And I’m not talking about any medication tablets either. HRS provides hospitals with electronic tablets, which are given to patients at risk for readmission upon discharge from the hospital. The benefits of using the devices include:
- The devices contain educational videos, as well as quizzes following each video. Patient performance allows hospital staff to determine quantitatively determine that patient’s educational needs.
- Patients use the tablet at home to record medications, weight, activities, etc. This information is then transmitted back to the healthcare facility so the patient’s healthcare providers can monitor their progress.
Thus far, out of all the patients to receive the tablet upon discharge, not one has been readmitted to the hospital. According to the HRS website, the tablets use “a research based platform (PatientConnect) that constructively guides patents’ behaviors” and will help hospitals to “improve patient satisfaction, increase efficiency of their workflow, and generate additional revenue”.
What could make this software even more beneficial in the future?
The Affordable Care Act, also known as Obamacare, hopes to reduce hospital readmission as well. According to an article on CNN Money, HRS is one of several companies that should benefit from the institution of Obamacare. To reduce patient readmission rates, Obamacare institutes a penalty for hospitals that fail to meet criteria:
- Any Medicare patient treated for pneumonia, heart failure, or a heart attack that requires readmission to the hospital within 30 days of original discharge will result in a 1% reduction in Medicare reimbursements for that hospital.
Obviously, if HRS can continue to prove their worth, the tablet concept would prove paramount in avoiding patient readmission penalties. As stated previously, HRS claims that healthcare facilities can actually increase their revenue by using the tablet platform. Only time will tell. Regardless of the effects on Health Recovery Solutions due to Obamacare, the company has employed an innovative idea that should benefits patients and healthcare professionals.
What might be a problem?

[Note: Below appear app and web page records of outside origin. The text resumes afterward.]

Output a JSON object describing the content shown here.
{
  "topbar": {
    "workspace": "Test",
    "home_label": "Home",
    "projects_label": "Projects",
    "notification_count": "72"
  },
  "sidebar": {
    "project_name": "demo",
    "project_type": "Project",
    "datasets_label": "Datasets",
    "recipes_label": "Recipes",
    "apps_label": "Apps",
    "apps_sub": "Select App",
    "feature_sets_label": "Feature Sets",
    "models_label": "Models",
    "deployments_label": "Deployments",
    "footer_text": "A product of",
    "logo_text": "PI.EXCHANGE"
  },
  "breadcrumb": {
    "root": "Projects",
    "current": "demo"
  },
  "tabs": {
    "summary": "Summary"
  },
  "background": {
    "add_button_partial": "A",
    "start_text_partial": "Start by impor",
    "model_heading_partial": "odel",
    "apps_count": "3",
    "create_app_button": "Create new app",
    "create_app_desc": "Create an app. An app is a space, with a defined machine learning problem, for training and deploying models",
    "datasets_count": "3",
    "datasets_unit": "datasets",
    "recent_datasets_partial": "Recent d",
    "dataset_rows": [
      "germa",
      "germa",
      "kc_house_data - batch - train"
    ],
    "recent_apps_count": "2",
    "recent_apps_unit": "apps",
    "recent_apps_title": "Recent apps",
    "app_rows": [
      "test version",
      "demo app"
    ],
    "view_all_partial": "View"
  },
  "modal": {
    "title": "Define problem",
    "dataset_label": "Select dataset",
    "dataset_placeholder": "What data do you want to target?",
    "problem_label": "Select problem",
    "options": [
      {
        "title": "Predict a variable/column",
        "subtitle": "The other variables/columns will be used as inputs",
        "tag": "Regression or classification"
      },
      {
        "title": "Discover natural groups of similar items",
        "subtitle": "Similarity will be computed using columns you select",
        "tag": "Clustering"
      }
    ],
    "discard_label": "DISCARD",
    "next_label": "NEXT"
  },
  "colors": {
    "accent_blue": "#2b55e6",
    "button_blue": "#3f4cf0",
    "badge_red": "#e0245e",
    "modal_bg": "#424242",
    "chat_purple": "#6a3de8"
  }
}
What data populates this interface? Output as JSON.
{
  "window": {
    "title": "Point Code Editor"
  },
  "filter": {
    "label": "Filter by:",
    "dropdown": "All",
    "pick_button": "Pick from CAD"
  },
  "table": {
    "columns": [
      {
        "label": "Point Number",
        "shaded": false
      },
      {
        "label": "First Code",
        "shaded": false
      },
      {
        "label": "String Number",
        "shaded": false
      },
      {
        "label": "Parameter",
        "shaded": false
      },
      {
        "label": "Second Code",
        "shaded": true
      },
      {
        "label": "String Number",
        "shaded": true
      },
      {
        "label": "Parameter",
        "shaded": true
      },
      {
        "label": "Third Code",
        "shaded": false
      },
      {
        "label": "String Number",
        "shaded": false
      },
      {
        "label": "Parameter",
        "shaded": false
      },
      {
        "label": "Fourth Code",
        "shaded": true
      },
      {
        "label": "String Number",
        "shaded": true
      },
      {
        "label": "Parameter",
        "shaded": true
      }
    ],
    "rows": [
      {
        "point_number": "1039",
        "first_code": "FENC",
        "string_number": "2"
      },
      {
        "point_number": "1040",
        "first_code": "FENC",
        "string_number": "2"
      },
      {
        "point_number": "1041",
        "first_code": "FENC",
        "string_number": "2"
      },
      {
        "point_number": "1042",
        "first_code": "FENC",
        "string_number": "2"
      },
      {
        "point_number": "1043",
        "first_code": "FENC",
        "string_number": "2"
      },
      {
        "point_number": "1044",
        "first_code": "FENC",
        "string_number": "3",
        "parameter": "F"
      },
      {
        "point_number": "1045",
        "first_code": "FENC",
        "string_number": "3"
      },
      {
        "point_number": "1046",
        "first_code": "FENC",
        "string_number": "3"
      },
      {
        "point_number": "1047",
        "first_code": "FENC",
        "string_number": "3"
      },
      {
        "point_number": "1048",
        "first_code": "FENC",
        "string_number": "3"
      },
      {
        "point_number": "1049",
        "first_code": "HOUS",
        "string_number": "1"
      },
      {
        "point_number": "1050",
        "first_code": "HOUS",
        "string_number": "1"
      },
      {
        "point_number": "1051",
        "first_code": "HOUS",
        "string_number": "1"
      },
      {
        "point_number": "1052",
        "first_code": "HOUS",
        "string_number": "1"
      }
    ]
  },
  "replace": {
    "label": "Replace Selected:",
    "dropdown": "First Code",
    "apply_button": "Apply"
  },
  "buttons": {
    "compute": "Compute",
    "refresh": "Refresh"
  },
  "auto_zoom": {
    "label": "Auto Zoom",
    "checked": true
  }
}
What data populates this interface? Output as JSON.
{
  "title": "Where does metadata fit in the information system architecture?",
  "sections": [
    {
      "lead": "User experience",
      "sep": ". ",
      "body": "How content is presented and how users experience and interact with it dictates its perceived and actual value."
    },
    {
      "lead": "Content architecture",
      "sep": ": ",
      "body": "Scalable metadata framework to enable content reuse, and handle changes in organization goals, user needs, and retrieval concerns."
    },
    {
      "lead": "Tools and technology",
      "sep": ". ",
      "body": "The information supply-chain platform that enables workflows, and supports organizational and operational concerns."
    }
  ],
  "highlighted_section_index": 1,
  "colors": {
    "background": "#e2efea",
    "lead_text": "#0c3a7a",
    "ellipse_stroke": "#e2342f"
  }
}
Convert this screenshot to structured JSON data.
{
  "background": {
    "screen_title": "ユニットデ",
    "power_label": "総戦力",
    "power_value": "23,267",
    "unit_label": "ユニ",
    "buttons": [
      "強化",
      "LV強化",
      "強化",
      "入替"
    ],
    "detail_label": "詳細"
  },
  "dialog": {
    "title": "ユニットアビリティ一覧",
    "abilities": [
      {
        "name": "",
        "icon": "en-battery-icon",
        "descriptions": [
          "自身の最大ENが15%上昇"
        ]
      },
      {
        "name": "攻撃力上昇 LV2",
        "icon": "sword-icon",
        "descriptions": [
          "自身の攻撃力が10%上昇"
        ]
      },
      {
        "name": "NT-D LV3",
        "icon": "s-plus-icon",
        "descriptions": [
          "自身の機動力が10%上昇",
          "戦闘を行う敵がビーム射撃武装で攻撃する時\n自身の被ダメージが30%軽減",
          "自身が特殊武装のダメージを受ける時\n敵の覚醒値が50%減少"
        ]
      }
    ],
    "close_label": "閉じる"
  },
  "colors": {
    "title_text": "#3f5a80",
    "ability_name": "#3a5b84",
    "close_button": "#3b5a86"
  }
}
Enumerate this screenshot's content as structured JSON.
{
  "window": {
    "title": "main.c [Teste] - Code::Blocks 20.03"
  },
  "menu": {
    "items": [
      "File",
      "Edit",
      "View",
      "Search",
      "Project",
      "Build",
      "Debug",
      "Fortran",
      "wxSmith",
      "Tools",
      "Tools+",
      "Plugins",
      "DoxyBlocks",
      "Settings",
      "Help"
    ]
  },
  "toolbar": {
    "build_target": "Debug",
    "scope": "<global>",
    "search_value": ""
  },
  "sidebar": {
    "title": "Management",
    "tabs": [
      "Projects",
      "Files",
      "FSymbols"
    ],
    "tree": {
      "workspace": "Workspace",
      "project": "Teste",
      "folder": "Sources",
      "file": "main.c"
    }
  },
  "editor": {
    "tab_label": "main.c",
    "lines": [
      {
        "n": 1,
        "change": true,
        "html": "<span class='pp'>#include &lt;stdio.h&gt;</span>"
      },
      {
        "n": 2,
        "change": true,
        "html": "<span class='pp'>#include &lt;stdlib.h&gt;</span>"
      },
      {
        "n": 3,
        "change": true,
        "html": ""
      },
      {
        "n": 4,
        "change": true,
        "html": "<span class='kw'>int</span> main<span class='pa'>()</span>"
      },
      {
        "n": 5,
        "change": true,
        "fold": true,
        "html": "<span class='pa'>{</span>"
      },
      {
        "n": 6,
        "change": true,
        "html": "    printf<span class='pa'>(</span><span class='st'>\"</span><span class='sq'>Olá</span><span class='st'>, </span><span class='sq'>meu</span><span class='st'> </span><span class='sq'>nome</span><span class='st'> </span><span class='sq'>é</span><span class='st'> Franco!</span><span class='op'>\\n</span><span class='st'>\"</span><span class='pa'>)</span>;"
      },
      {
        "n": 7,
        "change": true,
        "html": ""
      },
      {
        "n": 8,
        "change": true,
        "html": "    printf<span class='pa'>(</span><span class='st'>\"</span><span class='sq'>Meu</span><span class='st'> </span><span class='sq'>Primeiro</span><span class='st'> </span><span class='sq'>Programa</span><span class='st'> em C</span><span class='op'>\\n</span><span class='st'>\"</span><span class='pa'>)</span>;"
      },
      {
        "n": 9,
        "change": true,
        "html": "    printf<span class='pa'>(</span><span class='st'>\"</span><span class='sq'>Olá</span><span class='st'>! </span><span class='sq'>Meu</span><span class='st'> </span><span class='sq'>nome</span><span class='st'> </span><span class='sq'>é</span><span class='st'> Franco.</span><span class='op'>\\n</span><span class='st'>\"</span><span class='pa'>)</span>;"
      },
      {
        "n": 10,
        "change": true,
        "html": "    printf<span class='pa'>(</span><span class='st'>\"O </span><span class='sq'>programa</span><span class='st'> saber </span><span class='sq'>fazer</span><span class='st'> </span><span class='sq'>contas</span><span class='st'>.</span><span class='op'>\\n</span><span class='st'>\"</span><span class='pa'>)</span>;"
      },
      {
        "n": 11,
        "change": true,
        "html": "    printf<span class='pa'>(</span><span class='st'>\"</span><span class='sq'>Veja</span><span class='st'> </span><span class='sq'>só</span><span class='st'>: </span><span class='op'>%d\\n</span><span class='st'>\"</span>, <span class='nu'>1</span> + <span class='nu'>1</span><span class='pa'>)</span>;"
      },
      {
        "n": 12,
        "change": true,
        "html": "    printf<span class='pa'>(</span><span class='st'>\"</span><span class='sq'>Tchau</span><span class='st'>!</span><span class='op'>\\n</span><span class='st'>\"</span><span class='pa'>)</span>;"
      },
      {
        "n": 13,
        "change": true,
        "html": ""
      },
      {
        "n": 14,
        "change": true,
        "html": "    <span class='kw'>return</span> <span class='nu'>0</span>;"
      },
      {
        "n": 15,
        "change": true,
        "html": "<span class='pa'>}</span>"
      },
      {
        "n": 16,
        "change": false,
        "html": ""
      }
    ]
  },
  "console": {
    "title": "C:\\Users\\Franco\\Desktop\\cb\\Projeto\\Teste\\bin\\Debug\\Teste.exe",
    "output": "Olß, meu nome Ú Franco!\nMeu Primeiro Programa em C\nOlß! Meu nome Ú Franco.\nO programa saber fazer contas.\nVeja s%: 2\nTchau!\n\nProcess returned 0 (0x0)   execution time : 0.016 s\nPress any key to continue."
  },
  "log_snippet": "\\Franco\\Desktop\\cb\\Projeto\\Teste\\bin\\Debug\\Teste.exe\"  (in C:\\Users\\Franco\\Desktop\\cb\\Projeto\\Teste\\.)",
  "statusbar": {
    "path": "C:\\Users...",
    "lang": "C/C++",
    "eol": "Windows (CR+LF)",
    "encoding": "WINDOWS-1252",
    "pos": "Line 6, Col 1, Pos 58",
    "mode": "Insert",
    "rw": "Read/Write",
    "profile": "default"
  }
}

Despite my fascination with this concept, I just don’t see how it can work in a facility that serves the underprivileged population. The main reason that comes to mind is cost. This wouldn’t be as large of an issue if the hospital can truly make money by implementing this system. If it does cost the hospital money, institutions that are already hard-pressed to obtain adequate funding will be unable to use it. Furthermore, many of the patients treated in these facilities are living below the national poverty level, oftentimes homeless or unemployed. Giving out tablets to everyone and expecting to get them all back is simply unrealistic. You can charge fees to prevent the wealthy from breaking, losing or stealing, but the undeserved population wouldn’t be able to pay the fee anyway. Would the hospital or insurance company cover it then? Someone has to pay the bill, because you know HRS isn’t going to turn into a company that gives away free tablets.
As long as hospitals are able to meet the financial obligations, HRS could have extremely beneficial effects on the healthcare system. I think real-time patient monitoring after discharge is one of the next innovative steps in healthcare. A foundational component of Obamacare being successful is preventative medicine. Preventing readmission through post-discharge monitoring systems is an excellent method for preventing post-treatment complications and increasing positive patient outcomes.